◆ **TASK INSTRUCTIONS**: Would you show every line from the records that holds "note"?

◆ **RECORDS TO PROCESS**:

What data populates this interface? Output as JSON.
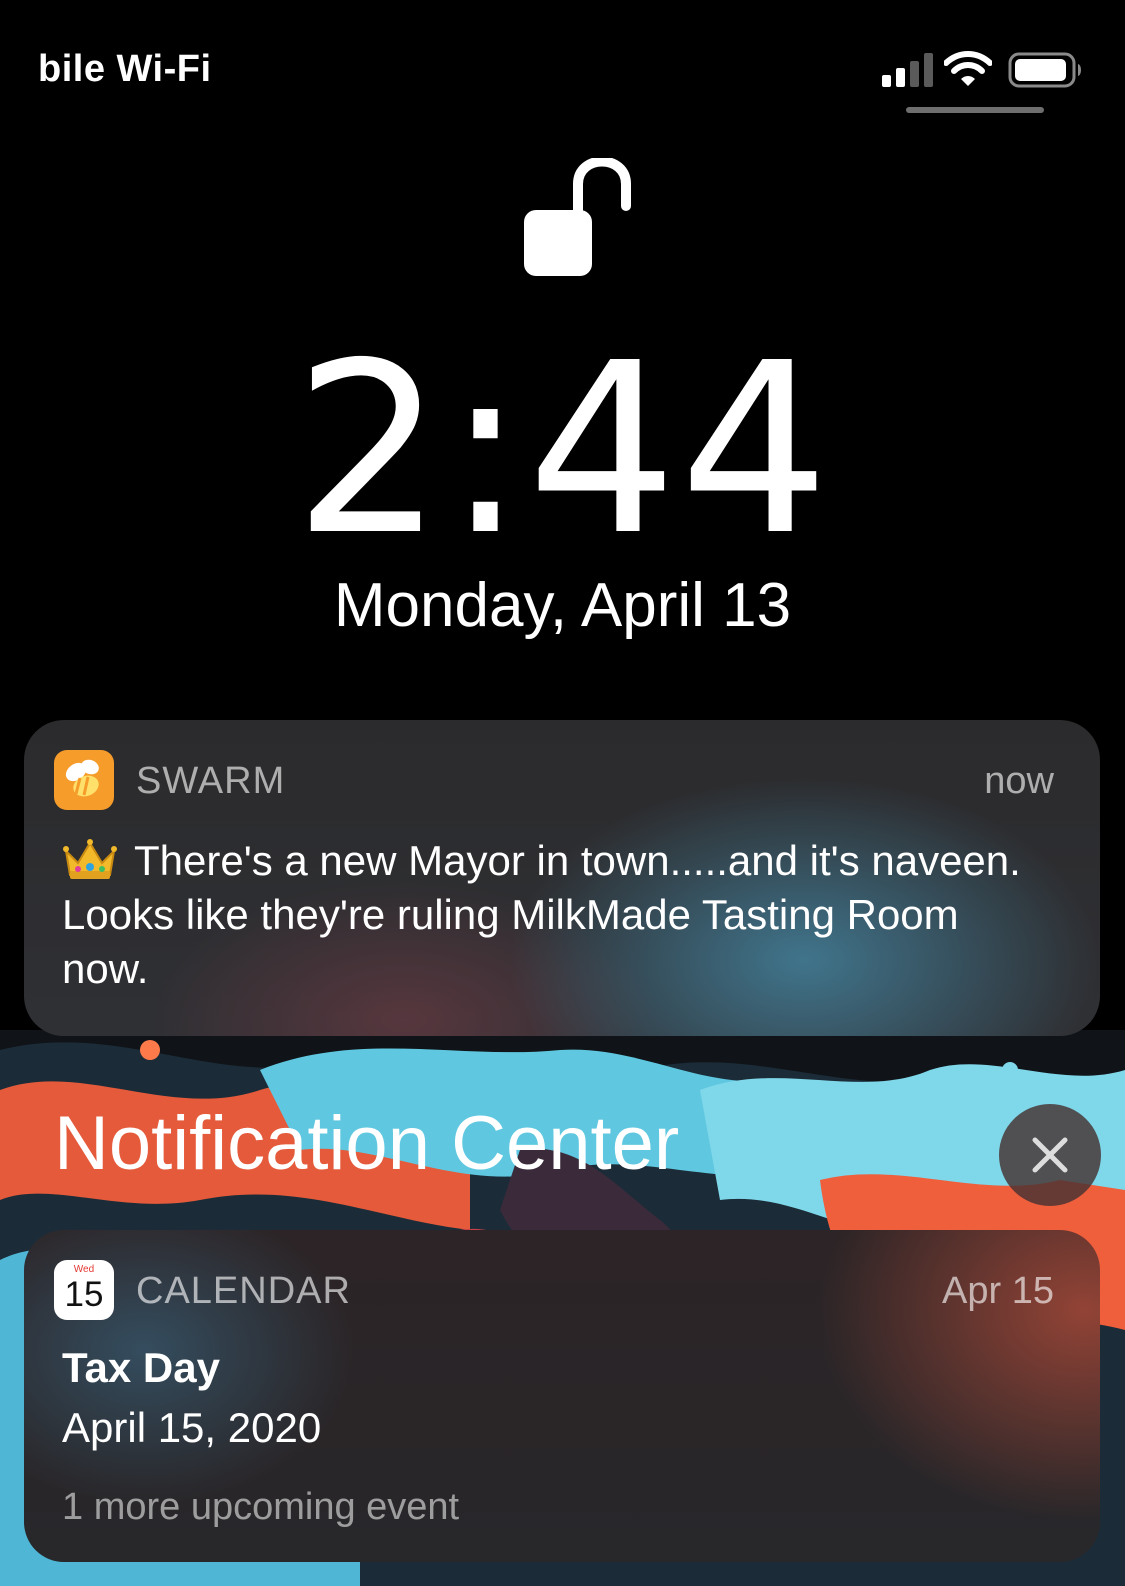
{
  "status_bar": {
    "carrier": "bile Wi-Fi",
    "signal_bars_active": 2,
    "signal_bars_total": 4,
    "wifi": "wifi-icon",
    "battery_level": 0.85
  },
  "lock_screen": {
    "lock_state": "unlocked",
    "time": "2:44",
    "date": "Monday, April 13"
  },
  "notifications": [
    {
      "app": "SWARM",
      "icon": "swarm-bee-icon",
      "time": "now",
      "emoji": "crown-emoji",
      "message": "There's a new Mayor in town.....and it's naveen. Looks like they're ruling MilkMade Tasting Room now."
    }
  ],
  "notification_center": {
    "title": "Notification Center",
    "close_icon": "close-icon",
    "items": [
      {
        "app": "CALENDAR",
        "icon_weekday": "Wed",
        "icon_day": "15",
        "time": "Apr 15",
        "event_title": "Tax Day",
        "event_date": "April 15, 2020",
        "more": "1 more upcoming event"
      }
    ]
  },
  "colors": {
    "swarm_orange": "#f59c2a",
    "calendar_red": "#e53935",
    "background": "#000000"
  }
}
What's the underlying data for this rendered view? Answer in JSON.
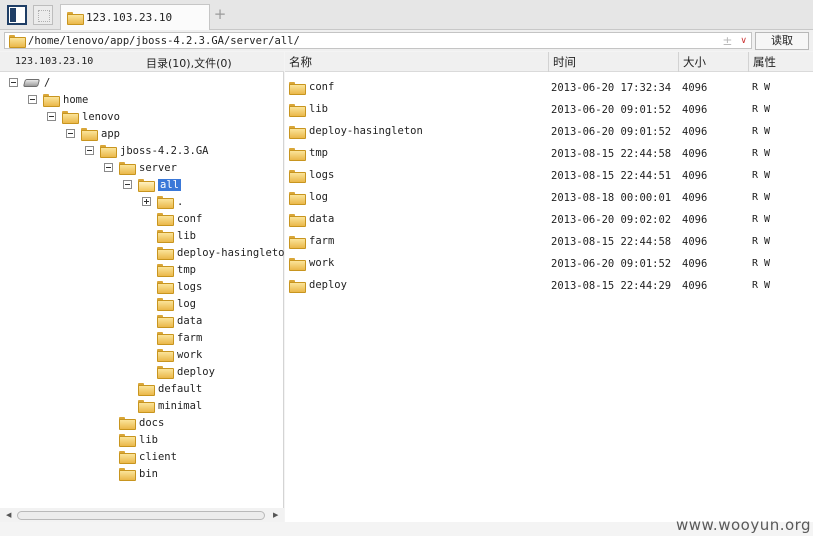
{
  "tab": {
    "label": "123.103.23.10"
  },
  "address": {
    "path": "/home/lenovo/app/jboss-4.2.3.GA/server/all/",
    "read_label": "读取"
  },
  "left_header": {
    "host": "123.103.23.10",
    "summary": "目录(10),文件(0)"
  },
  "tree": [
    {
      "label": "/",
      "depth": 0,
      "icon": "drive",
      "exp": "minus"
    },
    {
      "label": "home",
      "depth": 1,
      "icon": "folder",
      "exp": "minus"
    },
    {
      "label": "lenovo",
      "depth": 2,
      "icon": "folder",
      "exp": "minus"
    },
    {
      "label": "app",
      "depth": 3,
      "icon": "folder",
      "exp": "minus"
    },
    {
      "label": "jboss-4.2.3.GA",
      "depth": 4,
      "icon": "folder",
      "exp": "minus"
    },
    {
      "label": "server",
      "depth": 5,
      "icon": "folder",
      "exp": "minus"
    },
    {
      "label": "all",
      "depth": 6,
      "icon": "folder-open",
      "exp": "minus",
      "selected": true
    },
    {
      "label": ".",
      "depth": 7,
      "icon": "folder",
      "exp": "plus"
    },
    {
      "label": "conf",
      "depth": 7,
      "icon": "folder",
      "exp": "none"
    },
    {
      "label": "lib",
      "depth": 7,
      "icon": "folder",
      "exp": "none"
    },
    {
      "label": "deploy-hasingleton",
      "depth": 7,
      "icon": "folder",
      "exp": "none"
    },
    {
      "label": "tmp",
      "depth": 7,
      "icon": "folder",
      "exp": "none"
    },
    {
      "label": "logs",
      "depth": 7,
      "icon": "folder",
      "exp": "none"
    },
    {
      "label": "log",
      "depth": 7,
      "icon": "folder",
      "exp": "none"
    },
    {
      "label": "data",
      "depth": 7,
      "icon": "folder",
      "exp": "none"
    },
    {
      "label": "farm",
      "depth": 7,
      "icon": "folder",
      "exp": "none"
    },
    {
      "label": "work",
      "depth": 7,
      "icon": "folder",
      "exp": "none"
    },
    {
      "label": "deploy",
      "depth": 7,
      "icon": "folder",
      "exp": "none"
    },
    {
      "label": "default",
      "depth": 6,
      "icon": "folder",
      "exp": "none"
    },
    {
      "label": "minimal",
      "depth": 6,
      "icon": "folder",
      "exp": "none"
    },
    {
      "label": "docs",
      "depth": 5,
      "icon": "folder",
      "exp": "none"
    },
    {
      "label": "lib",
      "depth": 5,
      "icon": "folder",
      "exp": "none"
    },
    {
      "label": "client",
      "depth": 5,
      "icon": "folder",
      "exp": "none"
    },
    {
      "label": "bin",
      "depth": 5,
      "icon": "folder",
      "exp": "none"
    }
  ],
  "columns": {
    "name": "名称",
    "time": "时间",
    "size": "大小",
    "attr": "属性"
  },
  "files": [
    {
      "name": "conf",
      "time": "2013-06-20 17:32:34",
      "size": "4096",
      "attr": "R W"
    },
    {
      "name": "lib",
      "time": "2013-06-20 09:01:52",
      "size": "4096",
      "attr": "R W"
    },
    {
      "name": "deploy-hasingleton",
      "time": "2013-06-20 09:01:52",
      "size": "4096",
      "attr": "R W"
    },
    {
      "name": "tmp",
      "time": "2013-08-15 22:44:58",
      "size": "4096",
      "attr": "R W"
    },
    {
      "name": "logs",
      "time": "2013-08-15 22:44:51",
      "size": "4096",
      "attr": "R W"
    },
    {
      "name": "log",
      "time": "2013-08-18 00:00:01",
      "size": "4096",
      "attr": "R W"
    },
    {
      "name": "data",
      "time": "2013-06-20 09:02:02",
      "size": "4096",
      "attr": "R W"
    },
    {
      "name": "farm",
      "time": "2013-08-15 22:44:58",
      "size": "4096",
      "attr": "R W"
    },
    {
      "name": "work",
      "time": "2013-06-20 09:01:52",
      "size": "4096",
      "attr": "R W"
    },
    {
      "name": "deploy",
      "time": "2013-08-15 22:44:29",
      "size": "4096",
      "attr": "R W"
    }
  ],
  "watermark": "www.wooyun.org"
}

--

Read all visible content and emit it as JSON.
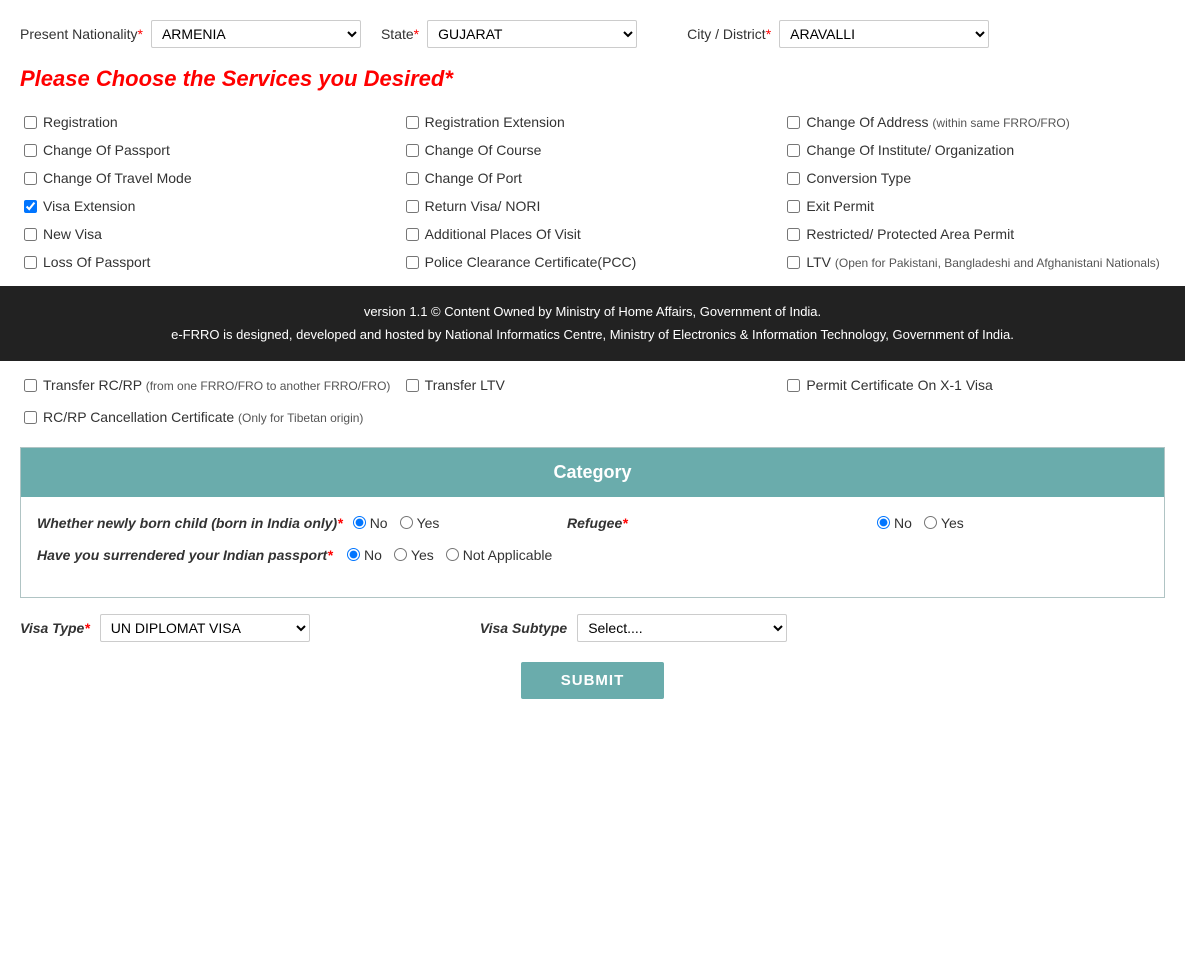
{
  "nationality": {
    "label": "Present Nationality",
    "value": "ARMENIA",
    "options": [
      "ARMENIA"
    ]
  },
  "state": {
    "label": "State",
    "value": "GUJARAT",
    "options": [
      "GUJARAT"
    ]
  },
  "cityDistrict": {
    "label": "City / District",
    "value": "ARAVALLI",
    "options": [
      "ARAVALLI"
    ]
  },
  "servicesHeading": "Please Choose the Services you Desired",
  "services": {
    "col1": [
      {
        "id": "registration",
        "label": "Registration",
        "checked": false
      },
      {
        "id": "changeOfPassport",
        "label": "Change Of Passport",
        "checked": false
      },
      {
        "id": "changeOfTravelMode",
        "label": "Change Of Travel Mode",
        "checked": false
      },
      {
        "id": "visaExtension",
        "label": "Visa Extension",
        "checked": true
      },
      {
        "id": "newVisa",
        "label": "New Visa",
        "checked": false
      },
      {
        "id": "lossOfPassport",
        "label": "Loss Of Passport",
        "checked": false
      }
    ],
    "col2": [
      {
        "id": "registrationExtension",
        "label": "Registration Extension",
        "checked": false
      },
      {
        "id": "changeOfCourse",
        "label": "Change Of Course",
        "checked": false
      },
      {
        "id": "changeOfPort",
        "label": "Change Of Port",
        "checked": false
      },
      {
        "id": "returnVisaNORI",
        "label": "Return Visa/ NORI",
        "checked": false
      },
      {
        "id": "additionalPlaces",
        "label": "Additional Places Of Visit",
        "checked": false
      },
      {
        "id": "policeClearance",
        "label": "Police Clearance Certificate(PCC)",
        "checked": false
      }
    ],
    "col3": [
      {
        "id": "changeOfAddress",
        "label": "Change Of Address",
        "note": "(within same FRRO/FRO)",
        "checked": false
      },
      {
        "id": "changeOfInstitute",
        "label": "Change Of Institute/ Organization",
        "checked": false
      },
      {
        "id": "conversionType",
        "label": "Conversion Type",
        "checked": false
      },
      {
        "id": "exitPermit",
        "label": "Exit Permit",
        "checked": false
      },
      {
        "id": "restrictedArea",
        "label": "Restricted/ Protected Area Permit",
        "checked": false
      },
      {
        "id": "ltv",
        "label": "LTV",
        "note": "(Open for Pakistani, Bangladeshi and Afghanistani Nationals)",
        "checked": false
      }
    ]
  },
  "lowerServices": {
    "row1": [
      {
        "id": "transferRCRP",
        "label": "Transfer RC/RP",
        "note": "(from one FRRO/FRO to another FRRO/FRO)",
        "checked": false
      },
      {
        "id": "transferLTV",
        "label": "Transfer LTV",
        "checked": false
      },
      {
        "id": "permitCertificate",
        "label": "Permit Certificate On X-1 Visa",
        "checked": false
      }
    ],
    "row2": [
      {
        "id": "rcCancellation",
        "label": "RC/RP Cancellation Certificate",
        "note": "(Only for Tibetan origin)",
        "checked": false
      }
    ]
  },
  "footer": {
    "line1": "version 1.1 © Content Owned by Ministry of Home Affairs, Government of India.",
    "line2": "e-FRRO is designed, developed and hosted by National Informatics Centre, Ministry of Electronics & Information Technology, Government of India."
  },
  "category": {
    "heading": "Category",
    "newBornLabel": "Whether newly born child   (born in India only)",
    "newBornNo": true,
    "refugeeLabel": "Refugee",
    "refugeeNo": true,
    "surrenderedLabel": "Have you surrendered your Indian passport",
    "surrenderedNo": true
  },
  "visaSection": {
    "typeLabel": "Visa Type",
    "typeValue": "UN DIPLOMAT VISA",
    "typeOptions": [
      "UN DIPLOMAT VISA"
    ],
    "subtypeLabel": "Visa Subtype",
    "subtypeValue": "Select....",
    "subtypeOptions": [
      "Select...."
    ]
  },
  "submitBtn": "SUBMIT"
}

◆ **FINAL ANSWER**:
        "note": "(within same FRRO/FRO)",
        "note": "(Open for Pakistani, Bangladeshi and Afghanistani Nationals)",
        "note": "(from one FRRO/FRO to another FRRO/FRO)",
        "note": "(Only for Tibetan origin)",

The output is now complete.